Embattled e-cigarette maker Juul Labs is no longer going to be running ads in support of Prop C, the local ballot measure it bankrolled to overturn San Francisco's ban on vape products.
Newly installed CEO K.C. Crosthwaite, the Altria executive who took over last week after Kevin Burns stepped down, said in a statement that the company would cease all "active support" of the ballot measure, as the SF Business Times reports. "I am committed to seeing that Juul engages productively with all stakeholders, including regulators, policymakers and our customers. This decision does not change the fact that as a San Francisco-founded and headquartered company we remain committed to the city," Crosthwaite said.
SF became the first city in the country to outright ban e-cigarettes and the sale of vape cartridges altogether when the Board of Supervisors passed an ordinance to do so in June. The law not only banned the manufacture and sale of all non-FDA-approved vape products in city limits, it also banned the mail-order delivery of such products to SF addresses.
The Supervisors felt that the law was necessary to protect consumers in light of the fact that the FDA has yet to approve any vape pens or products, and the fact that state law preventing everyone under the age of 21 from buying vape products was not being adequately enforced to protect teenagers.

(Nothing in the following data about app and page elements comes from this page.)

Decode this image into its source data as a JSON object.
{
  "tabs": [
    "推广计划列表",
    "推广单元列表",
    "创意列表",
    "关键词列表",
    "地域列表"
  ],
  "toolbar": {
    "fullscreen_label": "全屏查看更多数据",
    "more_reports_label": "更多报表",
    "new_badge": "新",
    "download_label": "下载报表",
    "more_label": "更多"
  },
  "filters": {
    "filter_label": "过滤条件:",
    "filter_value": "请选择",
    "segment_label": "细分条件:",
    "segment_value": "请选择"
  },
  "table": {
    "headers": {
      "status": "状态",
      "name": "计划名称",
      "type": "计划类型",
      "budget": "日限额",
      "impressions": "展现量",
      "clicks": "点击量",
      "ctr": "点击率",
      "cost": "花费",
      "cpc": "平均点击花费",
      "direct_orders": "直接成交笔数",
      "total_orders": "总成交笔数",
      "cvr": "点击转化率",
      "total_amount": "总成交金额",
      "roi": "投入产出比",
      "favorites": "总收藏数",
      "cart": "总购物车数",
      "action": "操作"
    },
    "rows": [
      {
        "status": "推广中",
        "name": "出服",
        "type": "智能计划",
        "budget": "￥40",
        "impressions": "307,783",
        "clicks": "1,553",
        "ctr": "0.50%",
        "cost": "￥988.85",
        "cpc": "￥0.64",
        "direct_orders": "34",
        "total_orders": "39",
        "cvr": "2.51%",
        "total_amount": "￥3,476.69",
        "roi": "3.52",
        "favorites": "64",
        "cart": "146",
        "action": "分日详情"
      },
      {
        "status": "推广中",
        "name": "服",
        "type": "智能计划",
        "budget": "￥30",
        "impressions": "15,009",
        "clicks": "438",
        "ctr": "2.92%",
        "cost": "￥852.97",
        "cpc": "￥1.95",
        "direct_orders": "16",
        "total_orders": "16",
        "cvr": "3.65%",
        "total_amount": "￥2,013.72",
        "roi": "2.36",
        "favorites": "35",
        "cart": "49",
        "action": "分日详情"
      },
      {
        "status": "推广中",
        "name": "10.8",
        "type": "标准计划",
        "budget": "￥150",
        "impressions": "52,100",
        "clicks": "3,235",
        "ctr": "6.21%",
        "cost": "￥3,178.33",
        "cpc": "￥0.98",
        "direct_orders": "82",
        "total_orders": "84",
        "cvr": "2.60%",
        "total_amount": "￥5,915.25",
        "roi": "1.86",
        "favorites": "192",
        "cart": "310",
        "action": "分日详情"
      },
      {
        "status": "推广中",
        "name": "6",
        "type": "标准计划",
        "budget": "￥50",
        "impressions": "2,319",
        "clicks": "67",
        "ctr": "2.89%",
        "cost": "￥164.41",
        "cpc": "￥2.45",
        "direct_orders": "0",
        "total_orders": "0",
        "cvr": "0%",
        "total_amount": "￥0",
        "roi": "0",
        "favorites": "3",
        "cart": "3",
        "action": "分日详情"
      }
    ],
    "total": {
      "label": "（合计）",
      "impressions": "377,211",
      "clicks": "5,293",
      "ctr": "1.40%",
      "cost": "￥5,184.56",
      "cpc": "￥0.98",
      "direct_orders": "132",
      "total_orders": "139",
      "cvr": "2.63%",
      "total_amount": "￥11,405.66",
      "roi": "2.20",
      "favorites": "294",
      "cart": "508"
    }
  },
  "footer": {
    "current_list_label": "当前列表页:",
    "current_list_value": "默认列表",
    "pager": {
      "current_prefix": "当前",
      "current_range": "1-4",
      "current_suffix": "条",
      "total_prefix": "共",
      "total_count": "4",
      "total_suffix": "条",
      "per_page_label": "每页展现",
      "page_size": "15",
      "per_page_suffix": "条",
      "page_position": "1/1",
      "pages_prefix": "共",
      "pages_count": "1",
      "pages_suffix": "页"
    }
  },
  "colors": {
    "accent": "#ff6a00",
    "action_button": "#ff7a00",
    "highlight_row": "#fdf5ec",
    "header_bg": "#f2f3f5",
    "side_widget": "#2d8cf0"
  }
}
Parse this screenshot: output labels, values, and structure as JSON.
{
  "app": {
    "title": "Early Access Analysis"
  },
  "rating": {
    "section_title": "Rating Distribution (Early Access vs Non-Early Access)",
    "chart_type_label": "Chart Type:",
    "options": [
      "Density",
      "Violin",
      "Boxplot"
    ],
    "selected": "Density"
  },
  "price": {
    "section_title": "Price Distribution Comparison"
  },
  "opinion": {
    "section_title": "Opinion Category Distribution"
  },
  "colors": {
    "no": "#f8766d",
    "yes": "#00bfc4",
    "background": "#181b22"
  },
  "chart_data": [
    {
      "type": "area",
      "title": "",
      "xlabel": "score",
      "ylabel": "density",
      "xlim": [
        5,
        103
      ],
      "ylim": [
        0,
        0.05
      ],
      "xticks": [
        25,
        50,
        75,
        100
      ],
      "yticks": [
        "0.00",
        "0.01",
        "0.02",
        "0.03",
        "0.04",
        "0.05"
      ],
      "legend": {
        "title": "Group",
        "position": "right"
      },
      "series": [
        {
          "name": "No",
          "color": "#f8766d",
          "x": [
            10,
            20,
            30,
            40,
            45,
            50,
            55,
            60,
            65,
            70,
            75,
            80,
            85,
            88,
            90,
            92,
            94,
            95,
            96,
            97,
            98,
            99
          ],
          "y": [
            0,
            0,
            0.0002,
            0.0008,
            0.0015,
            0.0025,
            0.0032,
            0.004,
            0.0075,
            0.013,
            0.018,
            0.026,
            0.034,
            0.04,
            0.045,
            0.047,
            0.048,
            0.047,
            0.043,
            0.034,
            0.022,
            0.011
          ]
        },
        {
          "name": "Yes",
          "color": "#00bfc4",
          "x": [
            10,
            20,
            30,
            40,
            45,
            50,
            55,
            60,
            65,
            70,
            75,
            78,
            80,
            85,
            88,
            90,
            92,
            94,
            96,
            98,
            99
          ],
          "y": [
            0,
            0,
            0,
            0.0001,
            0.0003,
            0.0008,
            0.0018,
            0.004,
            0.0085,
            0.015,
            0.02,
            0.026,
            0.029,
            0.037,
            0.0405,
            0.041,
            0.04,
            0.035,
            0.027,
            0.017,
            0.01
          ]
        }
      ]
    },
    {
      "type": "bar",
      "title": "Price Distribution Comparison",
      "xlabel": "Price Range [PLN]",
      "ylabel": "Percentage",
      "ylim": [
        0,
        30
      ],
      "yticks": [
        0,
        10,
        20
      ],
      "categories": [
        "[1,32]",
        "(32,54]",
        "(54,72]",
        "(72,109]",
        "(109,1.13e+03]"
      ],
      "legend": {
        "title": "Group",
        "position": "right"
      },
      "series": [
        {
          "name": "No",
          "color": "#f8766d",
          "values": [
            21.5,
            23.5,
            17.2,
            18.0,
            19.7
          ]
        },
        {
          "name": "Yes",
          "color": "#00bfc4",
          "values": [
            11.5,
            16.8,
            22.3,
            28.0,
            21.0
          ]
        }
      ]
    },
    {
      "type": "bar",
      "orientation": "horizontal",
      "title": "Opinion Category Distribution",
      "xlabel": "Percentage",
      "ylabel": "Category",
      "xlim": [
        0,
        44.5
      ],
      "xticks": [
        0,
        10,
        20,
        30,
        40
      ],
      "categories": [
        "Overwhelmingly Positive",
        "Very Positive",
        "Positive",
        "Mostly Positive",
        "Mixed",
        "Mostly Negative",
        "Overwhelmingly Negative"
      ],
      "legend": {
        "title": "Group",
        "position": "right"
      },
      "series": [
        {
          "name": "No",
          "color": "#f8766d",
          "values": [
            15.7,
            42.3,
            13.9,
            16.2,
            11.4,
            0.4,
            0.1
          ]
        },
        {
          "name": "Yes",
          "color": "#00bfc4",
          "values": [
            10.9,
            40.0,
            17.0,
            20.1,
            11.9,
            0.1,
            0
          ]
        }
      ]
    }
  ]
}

The law ended up being prescient given the stories that began emerging shortly after it passed about a mysterious lung illness connected to e-cigarettes that was landing many young people in intensive-care units across the country. Some anecdotal evidence suggests that the people who have become sick — now over 800 across 46 states, with 14 deaths — may have been using counterfeit or black-market vape pods, particularly those containing marijuana. But, thus far, public health officials and the Centers for Disease Control have not determined a specific ingredient or product to be the culprit — of a group of 514 patients surveyed, 77 percent said they had used THC-containing vape products, with only 36 percent of those exclusively using marijuana. The CDC has now issued a broad warning against all types of vaping, which has already taken a hit to Juul's business.
As ABC 7 reports, the Juul-supported Prop C must legally remain on the November ballot now that it's there, and to date Juul Labs has spent over $10 million on a campaign to get out the vote to overturn it. As the Chronicle reports, after unpaid bills, the Yes on C campaign is expected to return $7 million in unspent funds to Juul.
Meanwhile, Juul is under criminal investigation by the feds, though the focus of the probe is not yet known. And the FTC is investigating Juul as well for what it says were misleading marketing practices.
The No on Prop C campaign, which has seen some significant funding from former New York City mayor and anti-smoking activist Michael Bloomberg, will presumably continue.
Previously: Juul CEO Steps Down; Layoffs Are In Store